The full disciplinary rules for the Vodacom Super 14 competition are set out in IRB Regulation 17 as adopted by SANZAR.
These are the key facts.
1. Citing Commissioners - Who are they and what do they do?
* Citing Commissioners must have appropriate rugby experience and are required to act
independently of match officials.
* The Citing Commissioner has, with limited exceptions, 12 hours from the end of the
match to cite a player.
* The Citing Commissioner has the power to cite any player for an act of illegal or
foul play which, in the opinion of the Citing Commissioner, warranted the player concerned
being sent off. Therefore, if a citing commissioner is of the opinion that a referee would
have red carded a player, he has to cite the player. It is important to note that all acts
of foul play therefore do not necessarily result in a citing.
* A Citing Commissioner may cite a player even if the referee saw the incident and
decided either not to act, or to warn the player, or to give the a penalty, or a yellow
card and in the circumstances the Citing Commissioner, in his opinion the transgression
warranted a red card
* Unions or teams cannot cite an opposing player, but the Union or other affiliated
body responsible for the management of either participating team may refer an incident to
the Citing Commissioner for consideration within four hours of the conclusion of the
* The Citing Commissioner's decision as to whether or not to cite a player is final.
2. Disciplinary Committees - Who are they and what do they do?
* Each of the three SANZAR Unions is responsible for appointing a Disciplinary
Committee for each Super 14 match played in their country.
* Each Disciplinary Committee consists of three members and is chaired by a senior
legal practitioner experienced in rugby disciplinary hearings. The make-up of the
Disciplinary Committee is determined in advance of matches.
* Decisions of the Disciplinary Committee are made in private and based on simple
majority (members can not abstain).
3. The Hearing - What happens?
* A hearing will be convened before a Disciplinary Committee if a player is red-carded
by the match referee, cited by the Citing Commissioner or receives three yellow cards in
the Super 14 competition.
* Players are entitled to attend hearings which are generally held in the country where
the match was played, although consideration may be given to have he hearing in another
country taking into account e.g. procedural fairness, player travel schedules, etc.
* Players are entitled to legal representation and are provided with sufficient
opportunity to consider the available evidence prior to the hearing.
* In the case of an ordering off, the Disciplinary Committee will consider the

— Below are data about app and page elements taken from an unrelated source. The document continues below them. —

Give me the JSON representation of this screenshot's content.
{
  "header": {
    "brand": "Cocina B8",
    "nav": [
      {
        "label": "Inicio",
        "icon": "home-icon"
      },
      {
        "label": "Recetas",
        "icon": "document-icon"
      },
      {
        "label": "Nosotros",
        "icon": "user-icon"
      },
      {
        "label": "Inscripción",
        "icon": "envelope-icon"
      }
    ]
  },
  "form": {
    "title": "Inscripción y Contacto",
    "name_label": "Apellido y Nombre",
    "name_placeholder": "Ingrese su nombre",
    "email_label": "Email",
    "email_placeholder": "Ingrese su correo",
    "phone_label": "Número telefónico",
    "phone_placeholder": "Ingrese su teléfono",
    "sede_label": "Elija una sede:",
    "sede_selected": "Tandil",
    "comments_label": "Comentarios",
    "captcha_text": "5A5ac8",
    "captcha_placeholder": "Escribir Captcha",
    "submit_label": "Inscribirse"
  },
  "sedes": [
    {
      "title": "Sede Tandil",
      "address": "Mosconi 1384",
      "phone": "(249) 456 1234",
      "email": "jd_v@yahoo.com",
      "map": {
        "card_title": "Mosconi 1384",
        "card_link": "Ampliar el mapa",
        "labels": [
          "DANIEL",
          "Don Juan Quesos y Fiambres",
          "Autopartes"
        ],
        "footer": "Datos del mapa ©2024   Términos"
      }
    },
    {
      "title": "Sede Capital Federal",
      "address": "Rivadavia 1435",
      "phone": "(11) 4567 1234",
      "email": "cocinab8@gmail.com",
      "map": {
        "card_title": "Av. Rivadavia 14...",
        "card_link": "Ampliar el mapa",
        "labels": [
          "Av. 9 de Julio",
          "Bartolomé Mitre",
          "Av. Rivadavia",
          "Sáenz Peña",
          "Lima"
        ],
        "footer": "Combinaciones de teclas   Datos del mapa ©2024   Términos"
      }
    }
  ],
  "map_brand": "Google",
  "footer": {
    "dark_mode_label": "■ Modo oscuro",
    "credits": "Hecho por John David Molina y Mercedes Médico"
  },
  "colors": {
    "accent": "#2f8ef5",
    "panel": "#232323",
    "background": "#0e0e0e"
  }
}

circumstances of the case and determine what further sanction, if any, should be imposed
on the player.
* In the case of a citing, the Disciplinary Committee will review the case and
determine whether, on the balance of probabilities, the player committed the acts of
illegal and/or foul play alleged.
* A Disciplinary Committee will not make a finding contrary to a referee's decision
unless it is satisfied, on the balance of probabilities, the referee's reasons for his
decision are wrong.
* SANZAR is bound by IRB's Regulation 17 which sets out a schedule of penalties.
* In considering penalty, the Disciplinary Committee must decide if the nature of the
offence is at the low, mid-range or high end of the scale of offences set out in the IRB
* That decision will determine the "entry point" in terms of the length of
suspension which can then be increased or decreased according to the presence of
aggravating or mitigating factors.
* Mitigating factors could include a player's good record and character, provocation,
* Aggravating factors could include the player being classified as a persistent
offender of the laws of the game, lack of remorse, the need for a deterrent to combat a
pattern of offending, premeditated behaviour, injuries.
* Players have the right of appeal to an independent SANZAR Appeal Committee. That
right to appeal is an important part of rugby's judicial process and completes the chain
of natural justice.
* The Appeal Committee for the Super 14 competition comprises one appointee from each
of Australia, New Zealand, and South Africa.
* Except in cases where the Appeal Committee decides exceptional circumstances exist to
warrant conducting a fresh hearing, the player has the burden of proving the decision
being challenged should be overturned or varied.
* The Appeal Committee has the power to dismiss, quash, or vary the Disciplinary
Committee's decision and/or penalty. It also has the power to take what steps it deems
necessary to deal justly with the appeal.
6. Consistency of SANZAR Judicial Decisions
* While the media and public may at times express concerns over the consistency of
judicial decisions, it is important to note that every case is different and is treated
according to its merits.
* Disciplinary Committees consider in detail all the evidence and submissions put
forward by a player. This may include video evidence, evidence from a player/s, evidence
from the referee and/or touch judges, medical evidence and legal submissions.
* Having considered all the evidence relating to the particular offending and the
circumstances of the offender, the Disciplinary Committee imposes in every case what it
believes is a fair and proportionate penalty in accordance with the rules.
* At the conclusion of the Super 14 season, SANZAR will undertake a comprehensive
review of the tournament in which all aspects of the judicial process are reviewed.